India’s government and civil society seem as though they are about to clash in the country. The amended Lokpal Bill brought before the extended session of parliament does not give enough powers to the institution of Lokpal (Ombudsman) to deal with corruption in the government. The government says that it has given enough powers in the bill and covered every aspect of the demand made by the Gandhian, Anna Hazare, who is leading a movement for the formation of the Lokpal. However, Hazare has rejected the bill introduced in parliament. He has warned the Congress that he will himself campaign against the party in the forthcoming state elections in five states, including the UP and Punjab.
The president of the ruling Congress party, Sonia Gandhi has picked up the gauntlet, declaring that they are ready for the fight. The key to this issue is the control over the Central Bureau of Investigation (CBI). The government has rejected the demand for transferring its administrative control to the Lokpal or to any independent agency.
Take Manmohan Singh’s government, for example. It has used the CBI to put pressure on UP Chief Minister Mayawati and former state chief minister Mulayam Singh, to be on the same side whenever it has been threatened by the defeat in the Lok Sabha. The Congress has strength of 207 seats in the 545-member Lok Sabha. The pressure works because both Mayawati and Mulayam Singh are facing CBI cases on their disproportionate assets after having ruled the state. Congress alone cannot be blamed. All governments, including the one led by BJP leader Atal Behari Vajpayee, have used the CBI for their own purposes.
The Chief Justice of India, JS Verma, had proposed in a hawala case to setup an independent Directorate of Prosecution to have control over the CBI. No political party — all of them were represented in the committee — wanted the CBI to be autonomous. Instead, the administrative control of the government was endorsed. So much so, the committee restored the ‘Single Directive’ which the Supreme Court had thrown out. The ‘Single Directive’ meant that the government’s permission was required before initiating an enquiry or action against joint secretaries and officers above them.

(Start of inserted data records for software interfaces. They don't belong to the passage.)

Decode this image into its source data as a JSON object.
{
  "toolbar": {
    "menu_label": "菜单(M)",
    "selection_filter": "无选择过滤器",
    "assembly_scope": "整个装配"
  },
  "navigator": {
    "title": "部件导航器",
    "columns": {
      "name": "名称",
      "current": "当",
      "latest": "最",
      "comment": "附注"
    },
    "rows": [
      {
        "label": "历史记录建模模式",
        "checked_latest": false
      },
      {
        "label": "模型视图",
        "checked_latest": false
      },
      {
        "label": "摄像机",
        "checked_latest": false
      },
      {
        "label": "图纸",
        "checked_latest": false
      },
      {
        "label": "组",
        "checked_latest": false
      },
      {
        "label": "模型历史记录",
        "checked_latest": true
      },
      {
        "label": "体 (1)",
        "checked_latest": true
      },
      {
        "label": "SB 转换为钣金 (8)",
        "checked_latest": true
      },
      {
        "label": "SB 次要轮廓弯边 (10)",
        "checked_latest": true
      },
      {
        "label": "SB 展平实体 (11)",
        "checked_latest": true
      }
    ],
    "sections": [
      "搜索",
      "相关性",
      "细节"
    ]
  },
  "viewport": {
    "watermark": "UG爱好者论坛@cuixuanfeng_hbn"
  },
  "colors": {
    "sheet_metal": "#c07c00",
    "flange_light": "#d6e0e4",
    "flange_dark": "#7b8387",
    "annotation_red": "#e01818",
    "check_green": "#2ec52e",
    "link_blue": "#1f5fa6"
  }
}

To Anna Hazare’s dismay, the government has gone back on its first bill, which gave powers of investigation to the Lokpal. The Lokpal is toothless without control of the CBI and would be helpless to probe into the misdeeds of ministers or senior officials. Even the provision that the CBI director would be chosen by the prime minister, opposition leader and chief justice of India, does not help. Two out of the three are politicians. In contrast, the nine-member Lokpal, suggested by Anna Hazare, does away with political appointments, and will itself choose the director. Perhaps, a better way would be to put the CBI under the supervision of the Supreme Court. People still have faith in the judiciary and will repose their confidence in the Lokpal machinery.
My main objection is against the 50 per cent reservations in the Lokpal machinery. Quotas are fine in jobs or educational institutions. But when we are selecting persons for top positions, we want the best talent available. What kind of India are we building when parochialism is on the agenda of political parties for the sake of placating voters of one community or the other? Unfortunately, the government has already conceded the enumeration of castes in the 2011 census. By introducing reservations into the Lokpal set-up, the government is sowing the seed of division and conflict in the fight against corruption. I hope that Anna Hazare, leading the civil society in a movement against corruption, raises his voice against reservations in the Lokpal as well.
Anna’s firm ‘no’ to the Lokpal Bill indicates that the battle may go to the streets. India’s political parties should collectively think about how to sort out the issue without agitations. The dictum that the loss of one is the gain of the other, is anti-national. Whatever the moves or countermoves of political parties, the nation should be vigilant and not play into their hands.
Published in The Express Tribune, December 27th, 2011.
More in OpinionThe Bold and the Beyghairat